This book brings to mind the poet Horace’s formula for successful writing: He wins every hand who mingles profit with pleasure, by delighting and instructing the reader at the same time. Eric Block has certainly mixed the useful and the sweet in his book. I started Block’s book as a reviewer and became an admirer. A book that contributes so richly to my teaching and understanding of chemistry is a rare pleasure.
This unique book, with a foreword by 1990 Nobel Laureate E.J. Corey, outlines the extensive history and the fascinating past and resent uses of these plants. The author has carefully sorted out fact from fiction based upon detailed scrutiny of historic documents as well as numerous laboratory studies. Readers will be entertained and educated as they learn about early cultivation of garlic and other alliums while being introduced to their remarkable chemistry and biochemistry, much of which prominently features the element sulfur. They will learn how alliums have been portrayed and used in literature, poetry and the arts and how alliums are featured in the world's oldest cookbook. Technical material is presented in a manner understandable to a general audience, particularly through the use of illustrations to simplify more difficult concepts and explain how experimental work is conducted. The book is heavily illustrated with examples of alliums in art, literature, agriculture, medicine and other areas of and includes rare botanical drawings of many members of the genus Allium.
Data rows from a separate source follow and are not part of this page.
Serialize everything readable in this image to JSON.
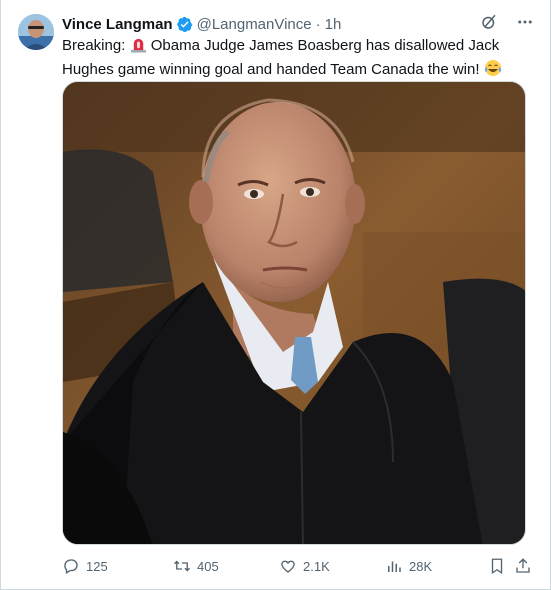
{
  "post": {
    "author_name": "Vince Langman",
    "handle": "@LangmanVince",
    "separator": "·",
    "time": "1h",
    "text_prefix": "Breaking:",
    "text_body": "Obama Judge James Boasberg has disallowed Jack Hughes game winning goal and handed Team Canada the win!",
    "emoji_siren": "siren-icon",
    "emoji_laugh": "tears-of-joy-icon"
  },
  "actions": {
    "replies": "125",
    "reposts": "405",
    "likes": "2.1K",
    "views": "28K"
  },
  "colors": {
    "text": "#0f1419",
    "secondary": "#536471",
    "verified": "#1d9bf0",
    "border": "#cfd9de"
  }
}
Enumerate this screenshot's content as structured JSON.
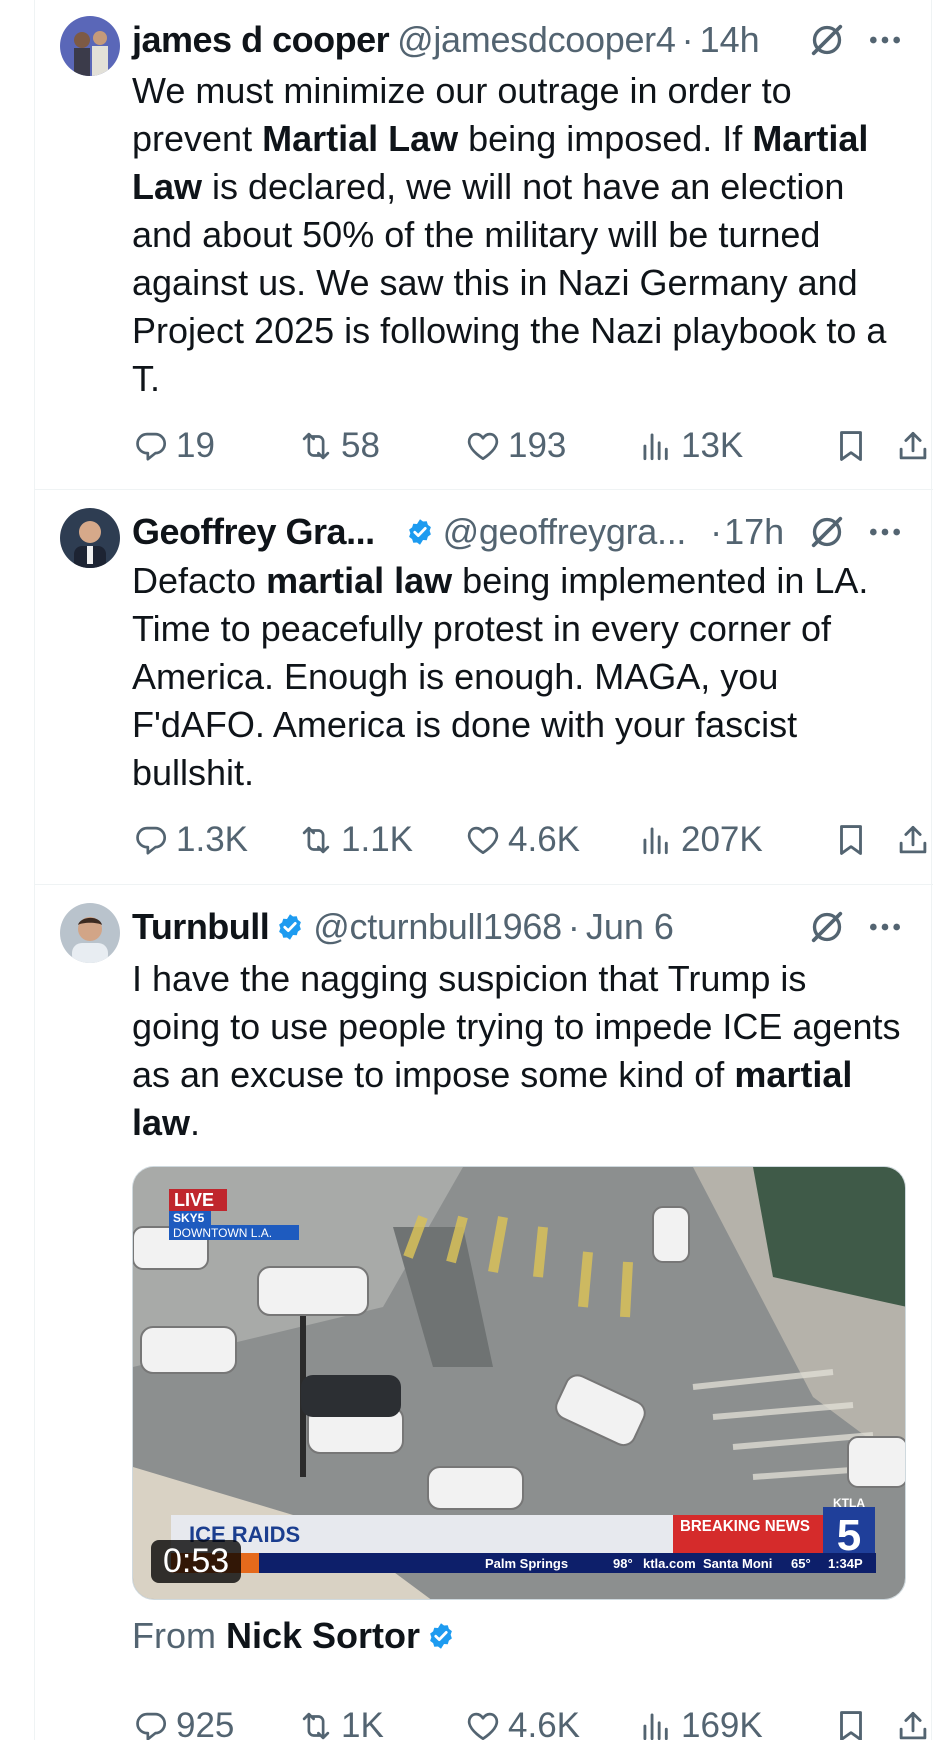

Fascinating reading for anyone with a general interest in science.